In case you're wondering: the iPod was in the cupboard, naturally, between two boxes of cereal.

Wednesday, May 6, 2009


I have a friend who is editing an anthology of contemporary poetry. Here follows the actual response, with some identifying details altered, of one of the folks whose work was not included in the anthology. I'm almost tempted to identify the poet, but I will refrain...

Dear Editor who rejected me:

Well, I am surprised that you haven't found room for a few poems. I don't know the exact parameters of your project, but given the critical reception of my work--where such diverse critics/poets as [influential editor], who reviewed with enthusiasm my first book for [high profile journal], and [well-known Language poet], who also singled out the book for praise on his blog--I find it hard to understand your editorial decision.

It seems important to note that I didn't know any of these reviewers personally or professionally; when my first book won [a first book prize] it took the judge two months to track down my contact info. This kind of genuine and "clean" critical recognition has, in some small but essential way, given me great hope as writer and confirmed my conviction that rich and intelligent and risk-taking poems can, amidst the increasingly fractured and professionalized bog of contemporary American poetry, rise to the surface.

I mention this because it's also precisely why I was heartened by your initial invitation to share work with you. I don't know you. We have no professional strings to navigate. I don't know how you came to my work. But if the anthology proposes an overview of the most promising young poets currently writing in the US, I don't see how, given how my work has been received both here in the US and abroad (it has been translated into seven languages), you could fail to include it. Had I published a few books which slipped quietly down stream and into oblivion, or had been slapped down as unoriginal and flawed, I would understand.

But this is not the case, has not been the case. I realize that when it comes to anthologies, principles of exclusion can be manifold--limitations from the publishing house, hard-nosed aesthetic differences, a desire to not repeat other anthologies, etc.
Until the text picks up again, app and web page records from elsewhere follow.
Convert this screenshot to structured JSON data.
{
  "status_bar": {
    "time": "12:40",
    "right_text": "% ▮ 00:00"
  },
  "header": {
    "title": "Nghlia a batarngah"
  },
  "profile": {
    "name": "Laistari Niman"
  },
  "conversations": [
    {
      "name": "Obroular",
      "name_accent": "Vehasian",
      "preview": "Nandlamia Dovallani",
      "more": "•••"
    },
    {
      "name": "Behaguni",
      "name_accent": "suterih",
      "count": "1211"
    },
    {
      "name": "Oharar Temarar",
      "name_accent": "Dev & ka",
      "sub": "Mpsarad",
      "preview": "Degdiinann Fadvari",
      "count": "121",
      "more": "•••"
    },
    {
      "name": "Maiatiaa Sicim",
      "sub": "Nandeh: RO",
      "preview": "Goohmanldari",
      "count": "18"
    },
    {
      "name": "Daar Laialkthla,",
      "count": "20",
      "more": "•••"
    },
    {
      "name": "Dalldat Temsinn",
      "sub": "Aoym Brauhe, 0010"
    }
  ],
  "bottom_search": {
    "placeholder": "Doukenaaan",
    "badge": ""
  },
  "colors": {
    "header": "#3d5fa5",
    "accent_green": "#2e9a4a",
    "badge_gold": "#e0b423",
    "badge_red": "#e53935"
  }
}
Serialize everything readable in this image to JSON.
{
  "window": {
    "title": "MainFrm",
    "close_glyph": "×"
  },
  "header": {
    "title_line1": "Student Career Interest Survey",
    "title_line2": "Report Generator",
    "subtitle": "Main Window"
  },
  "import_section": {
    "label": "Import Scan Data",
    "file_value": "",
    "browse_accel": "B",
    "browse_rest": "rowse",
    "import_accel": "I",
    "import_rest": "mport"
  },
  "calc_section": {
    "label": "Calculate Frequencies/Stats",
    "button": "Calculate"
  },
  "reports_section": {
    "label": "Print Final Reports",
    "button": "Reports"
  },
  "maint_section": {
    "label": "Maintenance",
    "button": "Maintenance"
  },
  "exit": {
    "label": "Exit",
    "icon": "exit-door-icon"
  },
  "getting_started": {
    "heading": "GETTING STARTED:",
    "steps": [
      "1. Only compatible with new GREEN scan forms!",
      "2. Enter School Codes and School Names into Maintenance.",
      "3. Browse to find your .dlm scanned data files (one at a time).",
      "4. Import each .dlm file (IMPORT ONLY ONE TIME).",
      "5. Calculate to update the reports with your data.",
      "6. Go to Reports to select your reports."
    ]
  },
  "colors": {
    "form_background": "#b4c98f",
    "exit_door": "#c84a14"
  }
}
At some level I don't doubt your reasons, but the poems do. I would point you toward "[one of my poems]," to how it navigates questions of gender, border crossings, and nationalism without ever being a poem that is singularly "about" these things, or to "[another of my poems]," which [high profile contemporary poet] said was the single most beautiful poem on Emily Dickinson (and on the act of reading), he'd ever read. As an editor, and (even more importantly) as a poet, can you really say that these poems don't make the cut?

But the poems do...

Ultimately I wonder if our poems are even our poems--Celan said something to the effect that poems don't belong to poets, only to readers and to other poems--and this is partly why I feel comfortable writing you back, and asking you to reconsider. It strikes me as a fair request. Hope you agree, will agree.

All best,

Rejected Poet